What you need to do: Whichever lines of the material contain "data", copy each of them.

Start of Records provided

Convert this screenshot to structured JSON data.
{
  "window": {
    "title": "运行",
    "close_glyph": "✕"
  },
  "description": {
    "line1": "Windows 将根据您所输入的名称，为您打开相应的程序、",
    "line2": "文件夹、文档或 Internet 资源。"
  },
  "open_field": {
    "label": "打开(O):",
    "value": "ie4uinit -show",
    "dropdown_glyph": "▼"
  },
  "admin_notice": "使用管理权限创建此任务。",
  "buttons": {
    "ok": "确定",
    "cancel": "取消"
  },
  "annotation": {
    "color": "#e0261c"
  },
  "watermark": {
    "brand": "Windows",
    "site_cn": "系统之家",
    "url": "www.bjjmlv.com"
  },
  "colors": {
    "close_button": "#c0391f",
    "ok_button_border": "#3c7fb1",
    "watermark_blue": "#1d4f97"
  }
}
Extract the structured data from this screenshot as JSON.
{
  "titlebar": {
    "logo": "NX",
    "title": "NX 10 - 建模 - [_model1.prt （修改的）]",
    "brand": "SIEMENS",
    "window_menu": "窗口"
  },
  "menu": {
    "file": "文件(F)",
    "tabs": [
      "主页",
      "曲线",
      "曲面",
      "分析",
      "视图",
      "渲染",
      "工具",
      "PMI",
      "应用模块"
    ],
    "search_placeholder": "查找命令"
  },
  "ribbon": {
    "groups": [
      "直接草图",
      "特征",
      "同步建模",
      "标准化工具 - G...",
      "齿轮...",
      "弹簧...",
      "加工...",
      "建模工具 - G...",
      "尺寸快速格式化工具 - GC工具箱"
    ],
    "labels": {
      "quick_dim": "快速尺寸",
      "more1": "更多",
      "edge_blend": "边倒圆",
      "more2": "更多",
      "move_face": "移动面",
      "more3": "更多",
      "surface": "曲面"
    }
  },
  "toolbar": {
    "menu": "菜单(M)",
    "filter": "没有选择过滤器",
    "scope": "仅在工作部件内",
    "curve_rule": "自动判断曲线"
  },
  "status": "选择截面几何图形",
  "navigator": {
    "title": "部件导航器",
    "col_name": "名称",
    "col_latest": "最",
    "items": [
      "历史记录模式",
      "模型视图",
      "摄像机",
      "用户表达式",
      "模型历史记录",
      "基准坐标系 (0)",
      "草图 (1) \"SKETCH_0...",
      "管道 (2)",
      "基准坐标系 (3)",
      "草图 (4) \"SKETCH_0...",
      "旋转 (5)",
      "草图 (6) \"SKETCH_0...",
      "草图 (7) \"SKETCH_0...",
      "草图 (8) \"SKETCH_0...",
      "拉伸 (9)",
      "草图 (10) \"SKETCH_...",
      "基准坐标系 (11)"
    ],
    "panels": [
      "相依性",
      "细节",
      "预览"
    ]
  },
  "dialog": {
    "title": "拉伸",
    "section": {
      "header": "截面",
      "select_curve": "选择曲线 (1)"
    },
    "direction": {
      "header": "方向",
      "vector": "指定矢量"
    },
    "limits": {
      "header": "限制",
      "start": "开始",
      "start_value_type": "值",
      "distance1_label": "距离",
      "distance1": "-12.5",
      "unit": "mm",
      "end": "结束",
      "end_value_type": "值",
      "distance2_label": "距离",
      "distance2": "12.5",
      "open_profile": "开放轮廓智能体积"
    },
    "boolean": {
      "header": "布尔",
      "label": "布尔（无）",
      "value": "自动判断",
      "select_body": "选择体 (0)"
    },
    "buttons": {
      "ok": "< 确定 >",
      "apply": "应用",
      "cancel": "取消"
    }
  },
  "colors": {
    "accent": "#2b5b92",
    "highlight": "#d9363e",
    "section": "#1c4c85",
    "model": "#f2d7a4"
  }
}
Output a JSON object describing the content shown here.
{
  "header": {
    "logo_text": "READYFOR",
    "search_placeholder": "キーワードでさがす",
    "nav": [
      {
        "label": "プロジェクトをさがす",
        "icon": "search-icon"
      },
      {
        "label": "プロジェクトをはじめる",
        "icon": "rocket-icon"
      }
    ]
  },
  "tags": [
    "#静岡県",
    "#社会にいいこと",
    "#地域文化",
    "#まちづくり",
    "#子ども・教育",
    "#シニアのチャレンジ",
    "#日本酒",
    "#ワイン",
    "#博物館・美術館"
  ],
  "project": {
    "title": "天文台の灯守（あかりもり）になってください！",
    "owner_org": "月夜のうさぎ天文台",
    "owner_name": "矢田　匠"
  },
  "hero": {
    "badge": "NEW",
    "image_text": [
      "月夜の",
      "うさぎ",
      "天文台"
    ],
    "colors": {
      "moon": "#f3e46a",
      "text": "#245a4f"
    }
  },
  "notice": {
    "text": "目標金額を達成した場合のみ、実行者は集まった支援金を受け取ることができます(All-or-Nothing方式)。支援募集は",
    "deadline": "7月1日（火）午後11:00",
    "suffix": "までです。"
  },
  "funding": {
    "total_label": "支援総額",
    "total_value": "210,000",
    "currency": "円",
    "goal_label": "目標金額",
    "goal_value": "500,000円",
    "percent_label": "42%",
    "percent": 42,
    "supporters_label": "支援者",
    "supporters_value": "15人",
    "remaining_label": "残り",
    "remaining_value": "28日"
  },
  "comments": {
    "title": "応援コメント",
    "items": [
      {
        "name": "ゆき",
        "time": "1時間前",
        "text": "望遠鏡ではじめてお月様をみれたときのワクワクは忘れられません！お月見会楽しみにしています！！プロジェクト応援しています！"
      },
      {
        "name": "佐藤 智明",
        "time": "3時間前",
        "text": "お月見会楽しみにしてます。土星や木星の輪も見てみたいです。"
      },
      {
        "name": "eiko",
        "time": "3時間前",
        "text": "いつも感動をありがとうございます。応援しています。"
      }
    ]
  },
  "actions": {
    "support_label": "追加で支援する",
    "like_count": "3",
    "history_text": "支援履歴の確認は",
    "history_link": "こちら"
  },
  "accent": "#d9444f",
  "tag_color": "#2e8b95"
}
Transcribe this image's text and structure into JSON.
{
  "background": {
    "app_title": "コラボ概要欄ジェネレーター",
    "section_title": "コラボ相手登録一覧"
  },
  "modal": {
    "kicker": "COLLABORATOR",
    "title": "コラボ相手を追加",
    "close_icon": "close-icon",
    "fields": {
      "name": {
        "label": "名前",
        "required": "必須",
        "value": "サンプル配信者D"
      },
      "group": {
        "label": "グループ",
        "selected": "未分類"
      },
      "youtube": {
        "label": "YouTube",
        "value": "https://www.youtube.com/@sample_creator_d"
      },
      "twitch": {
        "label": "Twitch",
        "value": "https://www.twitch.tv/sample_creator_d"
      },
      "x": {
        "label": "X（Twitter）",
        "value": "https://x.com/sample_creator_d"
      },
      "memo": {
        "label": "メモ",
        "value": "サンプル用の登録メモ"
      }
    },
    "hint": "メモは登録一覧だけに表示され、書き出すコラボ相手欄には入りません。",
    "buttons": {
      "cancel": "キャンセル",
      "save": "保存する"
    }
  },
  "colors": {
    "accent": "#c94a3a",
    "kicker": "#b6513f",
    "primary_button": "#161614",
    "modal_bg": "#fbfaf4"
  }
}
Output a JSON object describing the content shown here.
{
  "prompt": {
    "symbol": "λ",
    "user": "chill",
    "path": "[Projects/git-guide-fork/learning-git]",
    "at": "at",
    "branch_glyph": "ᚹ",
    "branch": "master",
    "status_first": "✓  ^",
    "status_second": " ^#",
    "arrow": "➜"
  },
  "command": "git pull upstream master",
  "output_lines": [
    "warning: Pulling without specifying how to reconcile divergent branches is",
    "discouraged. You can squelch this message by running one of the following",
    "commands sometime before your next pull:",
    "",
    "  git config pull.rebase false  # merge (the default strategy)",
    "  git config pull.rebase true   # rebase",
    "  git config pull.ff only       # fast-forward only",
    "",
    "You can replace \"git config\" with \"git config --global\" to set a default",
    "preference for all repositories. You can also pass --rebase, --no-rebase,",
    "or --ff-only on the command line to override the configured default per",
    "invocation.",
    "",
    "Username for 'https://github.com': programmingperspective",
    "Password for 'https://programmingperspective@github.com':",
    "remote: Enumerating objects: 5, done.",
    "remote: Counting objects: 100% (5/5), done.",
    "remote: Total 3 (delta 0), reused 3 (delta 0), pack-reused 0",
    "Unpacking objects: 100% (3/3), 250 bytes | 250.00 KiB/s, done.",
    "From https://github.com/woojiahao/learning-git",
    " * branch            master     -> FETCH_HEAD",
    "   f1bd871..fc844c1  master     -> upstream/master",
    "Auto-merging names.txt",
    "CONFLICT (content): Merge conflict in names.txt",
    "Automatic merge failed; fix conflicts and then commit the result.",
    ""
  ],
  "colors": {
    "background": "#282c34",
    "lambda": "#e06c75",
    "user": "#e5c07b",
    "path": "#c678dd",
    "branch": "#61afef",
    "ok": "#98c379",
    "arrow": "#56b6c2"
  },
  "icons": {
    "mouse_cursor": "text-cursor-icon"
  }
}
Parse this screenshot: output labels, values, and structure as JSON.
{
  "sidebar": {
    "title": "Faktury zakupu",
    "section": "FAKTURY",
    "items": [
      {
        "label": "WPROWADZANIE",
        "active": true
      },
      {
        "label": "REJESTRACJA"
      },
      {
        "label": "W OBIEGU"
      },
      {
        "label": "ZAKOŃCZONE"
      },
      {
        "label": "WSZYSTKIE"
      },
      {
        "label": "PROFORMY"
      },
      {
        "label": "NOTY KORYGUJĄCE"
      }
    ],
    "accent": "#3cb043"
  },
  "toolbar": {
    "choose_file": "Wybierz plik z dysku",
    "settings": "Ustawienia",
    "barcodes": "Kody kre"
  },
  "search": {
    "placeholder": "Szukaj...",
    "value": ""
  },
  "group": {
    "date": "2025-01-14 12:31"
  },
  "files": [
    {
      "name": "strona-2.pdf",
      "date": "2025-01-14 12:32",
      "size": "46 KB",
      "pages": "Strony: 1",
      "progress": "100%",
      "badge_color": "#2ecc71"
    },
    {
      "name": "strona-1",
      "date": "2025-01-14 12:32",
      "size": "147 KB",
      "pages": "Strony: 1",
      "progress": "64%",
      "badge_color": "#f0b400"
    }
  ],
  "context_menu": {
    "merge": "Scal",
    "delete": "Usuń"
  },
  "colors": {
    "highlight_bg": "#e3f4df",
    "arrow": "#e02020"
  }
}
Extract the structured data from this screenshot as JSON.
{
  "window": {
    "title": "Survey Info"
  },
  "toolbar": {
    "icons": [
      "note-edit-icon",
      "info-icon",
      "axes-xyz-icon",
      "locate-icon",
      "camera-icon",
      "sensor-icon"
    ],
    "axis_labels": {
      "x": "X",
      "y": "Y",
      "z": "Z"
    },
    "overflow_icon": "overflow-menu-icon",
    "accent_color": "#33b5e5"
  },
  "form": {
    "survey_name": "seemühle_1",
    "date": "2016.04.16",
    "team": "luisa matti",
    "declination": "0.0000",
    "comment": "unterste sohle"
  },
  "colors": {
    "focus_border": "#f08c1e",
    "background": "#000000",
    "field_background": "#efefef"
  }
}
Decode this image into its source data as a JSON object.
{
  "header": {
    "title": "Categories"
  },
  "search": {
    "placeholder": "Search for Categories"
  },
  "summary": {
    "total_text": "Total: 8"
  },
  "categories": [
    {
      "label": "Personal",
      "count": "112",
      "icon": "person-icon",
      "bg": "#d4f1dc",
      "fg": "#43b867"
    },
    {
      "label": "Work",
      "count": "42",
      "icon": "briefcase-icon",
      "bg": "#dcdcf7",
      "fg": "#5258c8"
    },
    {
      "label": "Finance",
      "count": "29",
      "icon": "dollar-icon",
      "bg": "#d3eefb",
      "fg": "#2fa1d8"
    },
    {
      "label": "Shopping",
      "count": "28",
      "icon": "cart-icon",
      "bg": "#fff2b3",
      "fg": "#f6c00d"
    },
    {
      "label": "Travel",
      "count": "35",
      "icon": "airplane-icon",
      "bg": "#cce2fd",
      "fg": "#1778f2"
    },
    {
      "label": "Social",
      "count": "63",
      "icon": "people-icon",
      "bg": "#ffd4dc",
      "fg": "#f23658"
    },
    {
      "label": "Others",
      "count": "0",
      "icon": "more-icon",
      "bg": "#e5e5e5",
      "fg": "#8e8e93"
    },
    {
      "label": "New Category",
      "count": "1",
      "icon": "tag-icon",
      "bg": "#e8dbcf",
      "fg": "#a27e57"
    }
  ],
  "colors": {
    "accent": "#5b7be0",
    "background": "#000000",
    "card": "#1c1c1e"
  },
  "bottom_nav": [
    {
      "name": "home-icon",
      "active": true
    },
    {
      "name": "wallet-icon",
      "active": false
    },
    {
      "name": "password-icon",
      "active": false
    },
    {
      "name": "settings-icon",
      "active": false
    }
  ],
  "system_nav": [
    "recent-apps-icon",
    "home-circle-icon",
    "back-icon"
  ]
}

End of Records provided

Output for this task:
Convert this screenshot to structured JSON data.
Extract the structured data from this screenshot as JSON.
Extract the structured data from this screenshot as JSON.
Decode this image into its source data as a JSON object.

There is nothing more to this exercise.